A study of reproductive hormone concentrations in males occupationally exposed to 4,4'-diaminostilbene-2,2'-disulfonic-acid (81118) (DAS) was conducted. The study was part of a NIOSH health hazard evaluation conducted in response to complaints of impotence and decreased libido among male employees at a facility that manufactured DAS. The study group consisted of 30 males currently exposed to DAS, 20 males who had been exposed to DAS in the past, but were no longer exposed to DAS, and 35 males working in an area where plastic additives were produced who were not exposed to DAS. Questionnaires were completed concerning demographic characteristics, smoking and drinking habits, work habits, occupational exposures, medical history related to decreased libido such as diabetes, thyroid disease, obesity, and use of certain medications, reproductive history, and whether they believed that workplace exposures could affect sex drive or fertility. Blood serum was analyzed for total and free testosterone, follicle stimulating hormone (FSH), luteinizing hormone, and estradiol. The mean ages of the current and former DAS workers and controls were 45.9, 45.2, and 39.0 years (yr), respectively. The current DAS workers had worked in the DAS manufacturing area significantly longer than the former DAS workers and controls. Although the prevalence of subjects reporting ever fathering a pregnancy was similar across the groups, the proportion of current and former DAS workers who believed that workplace exposures could cause sexual problems was significantly greater than in the controls. Current and former DAS workers had significantly lower mean total testosterone concentrations than the controls, 458 and 442 nanograms per deciliter (ng/dl) versus 556ng/dl, respectively. Duration of employment in DAS manufacturing was significantly, inversely correlated with total testosterone concentrations. FSH concentrations were significantly lower in the former DAS workers than in the controls, 6.7 versus 10.3 milliInternational units per milliliter. The concentrations of the other hormones did not differ significantly across groups. The group mean concentrations of all hormones were within the clinically normal range. The authors conclude that, although the group mean testosterone and FSH concentrations are within clinically normal ranges, these data suggest that occupational exposure to DAS is associated with changes in male reproductive hormone concentrations.
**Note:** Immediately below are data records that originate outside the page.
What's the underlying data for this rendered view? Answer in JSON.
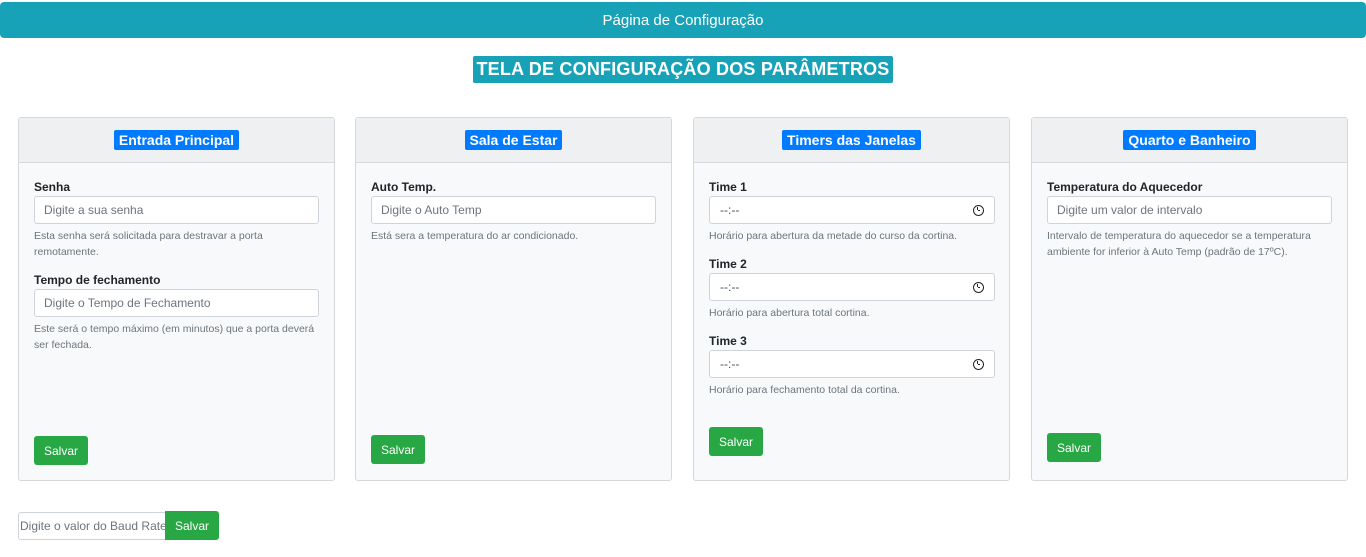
{
  "topbar": {
    "title": "Página de Configuração"
  },
  "heading": "TELA DE CONFIGURAÇÃO DOS PARÂMETROS",
  "cards": {
    "entrada": {
      "title": "Entrada Principal",
      "senha_label": "Senha",
      "senha_placeholder": "Digite a sua senha",
      "senha_help": "Esta senha será solicitada para destravar a porta remotamente.",
      "tempo_label": "Tempo de fechamento",
      "tempo_placeholder": "Digite o Tempo de Fechamento",
      "tempo_help": "Este será o tempo máximo (em minutos) que a porta deverá ser fechada.",
      "save_label": "Salvar"
    },
    "sala": {
      "title": "Sala de Estar",
      "auto_label": "Auto Temp.",
      "auto_placeholder": "Digite o Auto Temp",
      "auto_help": "Está sera a temperatura do ar condicionado.",
      "save_label": "Salvar"
    },
    "timers": {
      "title": "Timers das Janelas",
      "time1_label": "Time 1",
      "time1_value": "--:--",
      "time1_help": "Horário para abertura da metade do curso da cortina.",
      "time2_label": "Time 2",
      "time2_value": "--:--",
      "time2_help": "Horário para abertura total cortina.",
      "time3_label": "Time 3",
      "time3_value": "--:--",
      "time3_help": "Horário para fechamento total da cortina.",
      "save_label": "Salvar"
    },
    "quarto": {
      "title": "Quarto e Banheiro",
      "temp_label": "Temperatura do Aquecedor",
      "temp_placeholder": "Digite um valor de intervalo",
      "temp_help": "Intervalo de temperatura do aquecedor se a temperatura ambiente for inferior à Auto Temp (padrão de 17ºC).",
      "save_label": "Salvar"
    }
  },
  "baud": {
    "placeholder": "Digite o valor do Baud Rate",
    "save_label": "Salvar"
  },
  "icons": {
    "time_picker": "clock-icon"
  },
  "colors": {
    "header": "#17a2b8",
    "card_title": "#007bff",
    "save_button": "#28a745"
  }
}
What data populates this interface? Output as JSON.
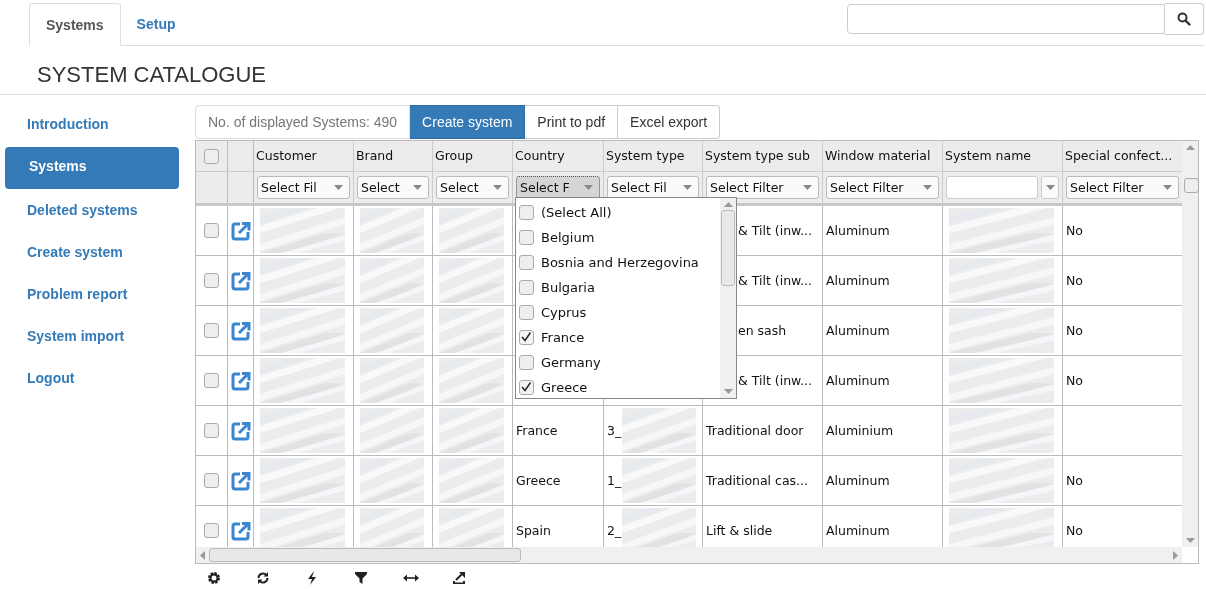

Barbara Grajewski, CDC, National Institute for Occupational Safety and Health, DSHEFS, 4676 Columbia Parkway, R-15, Cincinnati, OH 45226